■ **About this exercise**
Let your answer be the line containing "Output a JSON" and every line below it to the end of the records, copied exactly.

(Entries from a dataset of interfaces)

_ _ _ _ _ _ _

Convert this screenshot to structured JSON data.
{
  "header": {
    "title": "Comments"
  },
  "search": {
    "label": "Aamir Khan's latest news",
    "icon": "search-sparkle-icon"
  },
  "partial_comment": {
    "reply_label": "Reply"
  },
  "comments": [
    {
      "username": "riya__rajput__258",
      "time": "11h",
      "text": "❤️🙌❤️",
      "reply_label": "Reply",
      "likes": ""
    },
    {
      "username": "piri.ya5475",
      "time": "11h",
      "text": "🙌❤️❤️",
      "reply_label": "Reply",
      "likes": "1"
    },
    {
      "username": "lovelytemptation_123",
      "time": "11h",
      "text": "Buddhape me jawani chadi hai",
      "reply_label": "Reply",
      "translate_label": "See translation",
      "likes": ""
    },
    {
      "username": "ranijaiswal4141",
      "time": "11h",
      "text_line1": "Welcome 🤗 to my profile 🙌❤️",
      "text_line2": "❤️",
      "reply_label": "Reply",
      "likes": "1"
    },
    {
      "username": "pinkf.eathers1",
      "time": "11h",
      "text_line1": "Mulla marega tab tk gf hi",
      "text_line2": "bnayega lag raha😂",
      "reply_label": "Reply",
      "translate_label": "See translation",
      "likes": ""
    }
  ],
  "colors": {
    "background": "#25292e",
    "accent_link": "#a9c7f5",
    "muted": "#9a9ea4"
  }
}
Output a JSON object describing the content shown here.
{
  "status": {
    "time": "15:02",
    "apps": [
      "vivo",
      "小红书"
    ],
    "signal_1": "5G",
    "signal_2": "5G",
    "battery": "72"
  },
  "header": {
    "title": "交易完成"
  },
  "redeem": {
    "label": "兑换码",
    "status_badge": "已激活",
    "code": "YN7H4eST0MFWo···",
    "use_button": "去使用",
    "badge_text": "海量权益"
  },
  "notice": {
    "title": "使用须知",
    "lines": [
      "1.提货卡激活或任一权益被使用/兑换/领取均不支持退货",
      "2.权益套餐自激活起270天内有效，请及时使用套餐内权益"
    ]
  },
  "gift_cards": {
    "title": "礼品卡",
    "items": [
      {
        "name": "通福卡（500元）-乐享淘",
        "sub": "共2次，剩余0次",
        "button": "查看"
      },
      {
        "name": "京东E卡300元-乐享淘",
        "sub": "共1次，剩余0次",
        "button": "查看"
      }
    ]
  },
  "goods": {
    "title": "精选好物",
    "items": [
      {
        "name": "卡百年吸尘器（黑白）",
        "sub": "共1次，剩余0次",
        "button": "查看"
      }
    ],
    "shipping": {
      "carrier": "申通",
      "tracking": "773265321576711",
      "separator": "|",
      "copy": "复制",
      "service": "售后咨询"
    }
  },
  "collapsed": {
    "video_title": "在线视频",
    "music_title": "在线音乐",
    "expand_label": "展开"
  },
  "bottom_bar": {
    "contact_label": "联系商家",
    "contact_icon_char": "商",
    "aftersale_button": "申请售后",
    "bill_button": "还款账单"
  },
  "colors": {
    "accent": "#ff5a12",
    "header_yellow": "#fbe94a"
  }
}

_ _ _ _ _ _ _

■ **Exercise output**
Output a JSON object describing the content shown here.
{
  "status": {
    "time": "15:02",
    "apps": [
      "vivo",
      "小红书"
    ],
    "signal_1": "5G",
    "signal_2": "5G",
    "battery": "72"
  },
  "header": {
    "title": "交易完成"
  },
  "redeem": {
    "label": "兑换码",
    "status_badge": "已激活",
    "code": "YN7H4eST0MFWo···",
    "use_button": "去使用",
    "badge_text": "海量权益"
  },
  "notice": {
    "title": "使用须知",
    "lines": [
      "1.提货卡激活或任一权益被使用/兑换/领取均不支持退货",
      "2.权益套餐自激活起270天内有效，请及时使用套餐内权益"
    ]
  },
  "gift_cards": {
    "title": "礼品卡",
    "items": [
      {
        "name": "通福卡（500元）-乐享淘",
        "sub": "共2次，剩余0次",
        "button": "查看"
      },
      {
        "name": "京东E卡300元-乐享淘",
        "sub": "共1次，剩余0次",
        "button": "查看"
      }
    ]
  },
  "goods": {
    "title": "精选好物",
    "items": [
      {
        "name": "卡百年吸尘器（黑白）",
        "sub": "共1次，剩余0次",
        "button": "查看"
      }
    ],
    "shipping": {
      "carrier": "申通",
      "tracking": "773265321576711",
      "separator": "|",
      "copy": "复制",
      "service": "售后咨询"
    }
  },
  "collapsed": {
    "video_title": "在线视频",
    "music_title": "在线音乐",
    "expand_label": "展开"
  },
  "bottom_bar": {
    "contact_label": "联系商家",
    "contact_icon_char": "商",
    "aftersale_button": "申请售后",
    "bill_button": "还款账单"
  },
  "colors": {
    "accent": "#ff5a12",
    "header_yellow": "#fbe94a"
  }
}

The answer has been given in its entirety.